(TRENTON) – Legislation sponsored by Assembly Democrats Lou Greenwald, Paul Moriarty, Wayne DeAngelo and Troy Singleton to give municipalities a choice to move April school elections to November was released Thursday by an Assembly committee.
The bill (A-4394) provides two methods by which municipalities may move their school elections from April to the November general election.
“Politicians and pundits have talked about doing this for years, but special interests and inertia have prevented progress on this important issue–until today,” said Greenwald (D-Camden), the budget chairman and incoming Assembly majority leader. “Empowering towns to move their school elections to November will give voters better control of their local finances while saving property taxpayers the costs of holding yet another local election.”
“April’s school elections have become a costly charade,” said DeAngelo (D-Mercer/Middlesex), a resident of Hamilton Township, Mercer County, where the district budget has been voted-down, only to have the election overturned by state education officials. “Ultimate fiscal responsibility and accountability should rest with a school board elected in November by a majority of voters.”
“November school elections would offer increased accountability while reducing unnecessary election costs,” said Moriarty (D-Gloucester/Camden). “This solution would be a step toward controlling government spending and property taxes and more public participation in our democracy. Those are all good things.”
“This bill is long overdue common sense,” said Singleton (D-Burlington/Camden). “Finally opening the door to moving school elections to November is the right thing to do for property taxpayers and voters. Quite simply, it’s the right thing to do.”
The bill would establish two procedures for allowing a school district to move its annual school election to the November general election.
The first procedure would be via a question presented to the voters in a November election. The referendum would be prompted by a petition signed by not less than 15 percent of the voters who voted in the district during the last preceding presidential election.
The second procedure would allow the election to be moved to November upon the adoption of a resolution by the board of education or governing body of a municipality. Regional school districts, like local school districts, can move their school elections to November through a simple vote of the regional school board.
If the district’s annual school election is moved to November, then the district’s board members would be elected in November and take office at the beginning of January.
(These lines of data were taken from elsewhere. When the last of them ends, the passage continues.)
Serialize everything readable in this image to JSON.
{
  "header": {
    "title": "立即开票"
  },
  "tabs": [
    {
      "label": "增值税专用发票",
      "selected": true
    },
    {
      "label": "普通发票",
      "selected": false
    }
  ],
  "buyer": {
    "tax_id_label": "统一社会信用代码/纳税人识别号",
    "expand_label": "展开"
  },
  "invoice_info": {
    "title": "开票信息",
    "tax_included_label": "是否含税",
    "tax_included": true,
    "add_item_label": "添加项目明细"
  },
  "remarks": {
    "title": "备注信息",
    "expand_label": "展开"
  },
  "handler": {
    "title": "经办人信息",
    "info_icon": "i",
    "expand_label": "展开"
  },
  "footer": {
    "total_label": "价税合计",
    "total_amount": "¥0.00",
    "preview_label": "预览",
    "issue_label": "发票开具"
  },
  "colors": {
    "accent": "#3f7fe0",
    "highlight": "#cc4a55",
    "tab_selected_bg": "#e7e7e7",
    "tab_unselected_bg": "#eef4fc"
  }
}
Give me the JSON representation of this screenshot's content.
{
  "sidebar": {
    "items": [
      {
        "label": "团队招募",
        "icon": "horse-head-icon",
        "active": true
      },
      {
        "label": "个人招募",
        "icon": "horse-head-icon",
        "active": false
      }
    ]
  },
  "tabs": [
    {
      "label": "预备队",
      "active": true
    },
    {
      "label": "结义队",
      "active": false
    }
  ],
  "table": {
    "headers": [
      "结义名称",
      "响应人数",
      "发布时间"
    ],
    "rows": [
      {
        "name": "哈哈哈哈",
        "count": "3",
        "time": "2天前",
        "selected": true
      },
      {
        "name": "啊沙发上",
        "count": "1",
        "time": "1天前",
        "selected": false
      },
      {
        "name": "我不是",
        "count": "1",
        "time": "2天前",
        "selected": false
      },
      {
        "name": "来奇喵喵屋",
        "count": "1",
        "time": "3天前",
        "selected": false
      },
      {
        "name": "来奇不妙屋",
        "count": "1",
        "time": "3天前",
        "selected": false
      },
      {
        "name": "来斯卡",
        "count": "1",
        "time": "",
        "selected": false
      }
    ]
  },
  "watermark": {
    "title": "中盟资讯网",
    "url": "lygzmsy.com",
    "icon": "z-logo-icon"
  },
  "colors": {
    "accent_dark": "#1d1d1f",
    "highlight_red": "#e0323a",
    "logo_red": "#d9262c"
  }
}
“A 2011 report estimated that, on average, only about 15 percent of New Jersey voters participate in school elections,” Greenwald said. “With school finances by far the largest portion of a property tax bill and education among the top quality of life concerns for our residents, we need to empower more voters to make decisions on issues that directly impact them and their communities.”
Additionally, if a district moves its election to November voters would not be required to vote on the district’s base budget, or a budget with a proposed tax levy that does not exceed the 2 percent levy cap. Any requests for spending above the district’s tax levy cap would be presented to the voters in November.
Still, a school district that moves its annual school election to November would continue to be required to submit its budget to the Commissioner of Education for approval.
If, however, a district determines when it is preparing its budget to seek voter approval for additional funds over its tax levy limitation, that district would submit a temporary budget to the commissioner.
If the voters approve the proposal for additional spending, the board of education would submit the resulting final budget to the commissioner and the tax levy for the school year would be recertified to reflect the additional amount.
If the voters disapprove the proposal for additional funds, the district’s temporary budget would be its final budget for that school year.
The bill would not alter the process for the approval of budgets for school districts which conduct their annual school election in April.
The bill also would not alter budget approval in districts in which the board of education submits the district budget to a board of school estimate for approval.
If a district moves its election to November, the district would not be permitted to change its election back to April until at least four annual school elections have been held in November.
The bill was released by the Assembly Budget Committee chaired by Greenwald.